- [Problem statement]: Your task is to output all the records below, word for word.
——————————
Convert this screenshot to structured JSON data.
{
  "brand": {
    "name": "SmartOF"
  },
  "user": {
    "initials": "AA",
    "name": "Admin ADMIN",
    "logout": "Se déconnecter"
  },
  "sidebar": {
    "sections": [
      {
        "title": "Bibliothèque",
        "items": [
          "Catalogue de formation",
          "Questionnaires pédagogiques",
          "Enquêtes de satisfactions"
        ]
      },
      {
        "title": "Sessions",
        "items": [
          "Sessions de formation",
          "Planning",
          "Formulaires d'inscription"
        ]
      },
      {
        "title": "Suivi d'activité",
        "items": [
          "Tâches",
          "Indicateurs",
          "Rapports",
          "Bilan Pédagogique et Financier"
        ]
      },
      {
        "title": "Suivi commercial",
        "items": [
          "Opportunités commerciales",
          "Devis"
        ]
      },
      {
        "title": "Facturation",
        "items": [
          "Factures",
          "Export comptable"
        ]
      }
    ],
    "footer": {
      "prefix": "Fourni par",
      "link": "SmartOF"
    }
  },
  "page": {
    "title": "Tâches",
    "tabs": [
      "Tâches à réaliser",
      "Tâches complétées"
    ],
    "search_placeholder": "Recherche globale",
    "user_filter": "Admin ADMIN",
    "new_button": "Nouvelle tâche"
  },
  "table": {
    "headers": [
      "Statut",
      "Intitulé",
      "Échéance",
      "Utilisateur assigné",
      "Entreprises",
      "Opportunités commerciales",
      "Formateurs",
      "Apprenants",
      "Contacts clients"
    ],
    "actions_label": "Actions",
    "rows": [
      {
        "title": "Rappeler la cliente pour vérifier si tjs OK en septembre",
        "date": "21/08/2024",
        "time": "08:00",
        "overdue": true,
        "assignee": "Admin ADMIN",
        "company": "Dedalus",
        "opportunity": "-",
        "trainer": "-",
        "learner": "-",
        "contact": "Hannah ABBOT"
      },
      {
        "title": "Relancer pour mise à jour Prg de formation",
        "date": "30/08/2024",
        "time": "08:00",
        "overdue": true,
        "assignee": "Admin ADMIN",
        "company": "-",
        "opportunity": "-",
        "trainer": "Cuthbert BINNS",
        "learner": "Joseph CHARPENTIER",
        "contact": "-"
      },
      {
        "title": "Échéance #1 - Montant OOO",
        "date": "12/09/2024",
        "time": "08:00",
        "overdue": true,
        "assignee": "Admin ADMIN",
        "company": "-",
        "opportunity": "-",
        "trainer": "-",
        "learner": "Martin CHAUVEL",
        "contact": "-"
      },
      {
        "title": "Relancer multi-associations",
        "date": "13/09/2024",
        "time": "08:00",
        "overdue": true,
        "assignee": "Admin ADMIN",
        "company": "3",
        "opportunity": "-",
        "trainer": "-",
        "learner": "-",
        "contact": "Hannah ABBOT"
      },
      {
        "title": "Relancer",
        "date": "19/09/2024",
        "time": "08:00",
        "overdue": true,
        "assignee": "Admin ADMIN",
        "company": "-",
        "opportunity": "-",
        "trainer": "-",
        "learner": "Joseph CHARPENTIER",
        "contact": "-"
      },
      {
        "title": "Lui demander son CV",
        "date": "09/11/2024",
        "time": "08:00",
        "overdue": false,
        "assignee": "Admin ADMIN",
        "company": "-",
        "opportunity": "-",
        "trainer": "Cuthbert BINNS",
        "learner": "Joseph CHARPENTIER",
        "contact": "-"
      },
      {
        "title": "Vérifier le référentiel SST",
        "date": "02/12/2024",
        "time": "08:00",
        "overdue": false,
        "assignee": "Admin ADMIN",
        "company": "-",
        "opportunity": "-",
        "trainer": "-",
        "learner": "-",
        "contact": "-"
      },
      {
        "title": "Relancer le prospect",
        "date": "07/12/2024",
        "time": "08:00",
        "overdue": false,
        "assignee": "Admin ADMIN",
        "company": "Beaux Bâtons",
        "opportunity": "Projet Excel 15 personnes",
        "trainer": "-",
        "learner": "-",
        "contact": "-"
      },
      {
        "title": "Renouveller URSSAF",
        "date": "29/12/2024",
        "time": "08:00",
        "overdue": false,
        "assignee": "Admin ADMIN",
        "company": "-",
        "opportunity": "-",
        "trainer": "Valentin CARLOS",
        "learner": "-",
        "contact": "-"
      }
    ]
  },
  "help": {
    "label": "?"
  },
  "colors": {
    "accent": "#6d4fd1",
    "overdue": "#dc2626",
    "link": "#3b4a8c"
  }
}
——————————
- [Response for this exercise]:
Convert this screenshot to structured JSON data.
{
  "brand": {
    "name": "SmartOF"
  },
  "user": {
    "initials": "AA",
    "name": "Admin ADMIN",
    "logout": "Se déconnecter"
  },
  "sidebar": {
    "sections": [
      {
        "title": "Bibliothèque",
        "items": [
          "Catalogue de formation",
          "Questionnaires pédagogiques",
          "Enquêtes de satisfactions"
        ]
      },
      {
        "title": "Sessions",
        "items": [
          "Sessions de formation",
          "Planning",
          "Formulaires d'inscription"
        ]
      },
      {
        "title": "Suivi d'activité",
        "items": [
          "Tâches",
          "Indicateurs",
          "Rapports",
          "Bilan Pédagogique et Financier"
        ]
      },
      {
        "title": "Suivi commercial",
        "items": [
          "Opportunités commerciales",
          "Devis"
        ]
      },
      {
        "title": "Facturation",
        "items": [
          "Factures",
          "Export comptable"
        ]
      }
    ],
    "footer": {
      "prefix": "Fourni par",
      "link": "SmartOF"
    }
  },
  "page": {
    "title": "Tâches",
    "tabs": [
      "Tâches à réaliser",
      "Tâches complétées"
    ],
    "search_placeholder": "Recherche globale",
    "user_filter": "Admin ADMIN",
    "new_button": "Nouvelle tâche"
  },
  "table": {
    "headers": [
      "Statut",
      "Intitulé",
      "Échéance",
      "Utilisateur assigné",
      "Entreprises",
      "Opportunités commerciales",
      "Formateurs",
      "Apprenants",
      "Contacts clients"
    ],
    "actions_label": "Actions",
    "rows": [
      {
        "title": "Rappeler la cliente pour vérifier si tjs OK en septembre",
        "date": "21/08/2024",
        "time": "08:00",
        "overdue": true,
        "assignee": "Admin ADMIN",
        "company": "Dedalus",
        "opportunity": "-",
        "trainer": "-",
        "learner": "-",
        "contact": "Hannah ABBOT"
      },
      {
        "title": "Relancer pour mise à jour Prg de formation",
        "date": "30/08/2024",
        "time": "08:00",
        "overdue": true,
        "assignee": "Admin ADMIN",
        "company": "-",
        "opportunity": "-",
        "trainer": "Cuthbert BINNS",
        "learner": "Joseph CHARPENTIER",
        "contact": "-"
      },
      {
        "title": "Échéance #1 - Montant OOO",
        "date": "12/09/2024",
        "time": "08:00",
        "overdue": true,
        "assignee": "Admin ADMIN",
        "company": "-",
        "opportunity": "-",
        "trainer": "-",
        "learner": "Martin CHAUVEL",
        "contact": "-"
      },
      {
        "title": "Relancer multi-associations",
        "date": "13/09/2024",
        "time": "08:00",
        "overdue": true,
        "assignee": "Admin ADMIN",
        "company": "3",
        "opportunity": "-",
        "trainer": "-",
        "learner": "-",
        "contact": "Hannah ABBOT"
      },
      {
        "title": "Relancer",
        "date": "19/09/2024",
        "time": "08:00",
        "overdue": true,
        "assignee": "Admin ADMIN",
        "company": "-",
        "opportunity": "-",
        "trainer": "-",
        "learner": "Joseph CHARPENTIER",
        "contact": "-"
      },
      {
        "title": "Lui demander son CV",
        "date": "09/11/2024",
        "time": "08:00",
        "overdue": false,
        "assignee": "Admin ADMIN",
        "company": "-",
        "opportunity": "-",
        "trainer": "Cuthbert BINNS",
        "learner": "Joseph CHARPENTIER",
        "contact": "-"
      },
      {
        "title": "Vérifier le référentiel SST",
        "date": "02/12/2024",
        "time": "08:00",
        "overdue": false,
        "assignee": "Admin ADMIN",
        "company": "-",
        "opportunity": "-",
        "trainer": "-",
        "learner": "-",
        "contact": "-"
      },
      {
        "title": "Relancer le prospect",
        "date": "07/12/2024",
        "time": "08:00",
        "overdue": false,
        "assignee": "Admin ADMIN",
        "company": "Beaux Bâtons",
        "opportunity": "Projet Excel 15 personnes",
        "trainer": "-",
        "learner": "-",
        "contact": "-"
      },
      {
        "title": "Renouveller URSSAF",
        "date": "29/12/2024",
        "time": "08:00",
        "overdue": false,
        "assignee": "Admin ADMIN",
        "company": "-",
        "opportunity": "-",
        "trainer": "Valentin CARLOS",
        "learner": "-",
        "contact": "-"
      }
    ]
  },
  "help": {
    "label": "?"
  },
  "colors": {
    "accent": "#6d4fd1",
    "overdue": "#dc2626",
    "link": "#3b4a8c"
  }
}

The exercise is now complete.